The book gives an authoritative, “inside” account of the time, in the mid-Seventies, which is referred to as the “Louise Day Hicks era,” named for the stridently anti-busing school committeewoman when minority children were bussed into Southie in compliance with Judge Garrity’s order to integrate Boston’s schools. The consequence was a fierce war in the streets. All Souls also vividly describes the saturation of the community with cocaine, heroin, crack, and other poisons during the Eighties.

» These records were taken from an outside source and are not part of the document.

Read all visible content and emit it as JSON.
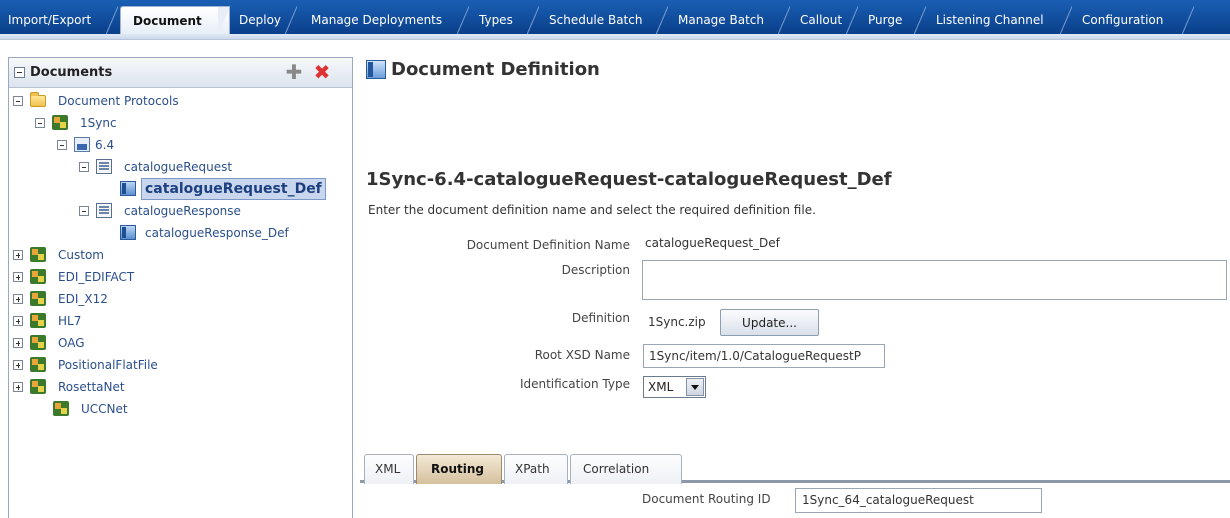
{
  "top_tabs": [
    {
      "label": "Import/Export"
    },
    {
      "label": "Document",
      "active": true
    },
    {
      "label": "Deploy"
    },
    {
      "label": "Manage Deployments"
    },
    {
      "label": "Types"
    },
    {
      "label": "Schedule Batch"
    },
    {
      "label": "Manage Batch"
    },
    {
      "label": "Callout"
    },
    {
      "label": "Purge"
    },
    {
      "label": "Listening Channel"
    },
    {
      "label": "Configuration"
    }
  ],
  "left_panel": {
    "title": "Documents",
    "tree": {
      "root": "Document Protocols",
      "sync": "1Sync",
      "version": "6.4",
      "catalogue_request": "catalogueRequest",
      "catalogue_request_def": "catalogueRequest_Def",
      "catalogue_response": "catalogueResponse",
      "catalogue_response_def": "catalogueResponse_Def",
      "custom": "Custom",
      "edifact": "EDI_EDIFACT",
      "x12": "EDI_X12",
      "hl7": "HL7",
      "oag": "OAG",
      "positional": "PositionalFlatFile",
      "rosettanet": "RosettaNet",
      "uccnet": "UCCNet"
    }
  },
  "main": {
    "page_title": "Document Definition",
    "definition_title": "1Sync-6.4-catalogueRequest-catalogueRequest_Def",
    "instruction": "Enter the document definition name and select the required definition file.",
    "fields": {
      "name_label": "Document Definition Name",
      "name_value": "catalogueRequest_Def",
      "description_label": "Description",
      "description_value": "",
      "definition_label": "Definition",
      "definition_value": "1Sync.zip",
      "update_button": "Update...",
      "root_xsd_label": "Root XSD Name",
      "root_xsd_value": "1Sync/item/1.0/CatalogueRequestP",
      "identification_label": "Identification Type",
      "identification_value": "XML"
    },
    "sub_tabs": [
      {
        "label": "XML"
      },
      {
        "label": "Routing",
        "active": true
      },
      {
        "label": "XPath"
      },
      {
        "label": "Correlation"
      }
    ],
    "routing": {
      "id_label": "Document Routing ID",
      "id_value": "1Sync_64_catalogueRequest"
    }
  }
}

Ma was just doing whatever she could to keep her mind off what she was feeling. But the hearses kept rolling down Dorchester Street, where in better days we’d watched the St. Paddy’s Day parade and the antibusing motorcades. And every time it was another Southie mother’s turn to see her child off at Jackie O’Brien’s, it brought Ma right back to reality. She started going to all the wakes, even if she didn’t know the family, and in about a year she counted that she’d been to thirty-two, all dead from suicide, drugs, or crime. Ma started hanging out with other women whose sons or daughters had died, and she started cutting some of their hair too—until they learned to make sure they went to the hairdresser’s on a regular basis so Ma wouldn’t have them walking down Broadway in one of those new-fangled cosmopolitan hairdos she was bringing to Southie from the gay clubs.
After attending numerous wakes within a single year in which the dead are all young victims of either drugs or violence, Michael Patrick MacDonald seriously considers suicide. Instead he gets busy finishing his education, working with the African-American poor in adjacent Roxbury, and helping to organize the Boston Police gun buy-back program, which proved a great success in Charlestown—another self-destroying Boston Irish enclave—and in Southie itself.
One has waited for someone to tell the truth about South Boston for a long time, to show it as the hellish place and ethnic trap that it is. All Souls is a memoir filled with desperation and despair, but there is also hope in it, as Michael Patrick moves back into the community from which he had fled and admits to his continuing love for it. A blurb by Malachy McCourt, Frank’s younger brother, says of All Souls that “it will leave you weeping and laughing uproariously.” For me there are few laughs, most of these elicited by Ma’s adventures in love, in easy-come easy-go wedlock, and in nights of music-making in South Boston bars, where as an aging woman she continues to wear a miniskirt and spike heels.
Ma ends up living in Colorado, just like any ordinary, middle-class retiree. MacDonald’s truthful account lacks any trace of ego-tripping, vengefulness, hidden agendas, or confessional wallowing. His discovery of his vocation in neighborhood activism is a refreshing change from most memoirs, which so often, even in a modest account like ‘Tis, are largely concerned with describing an ascent to celebrityhood.
May 25, 2000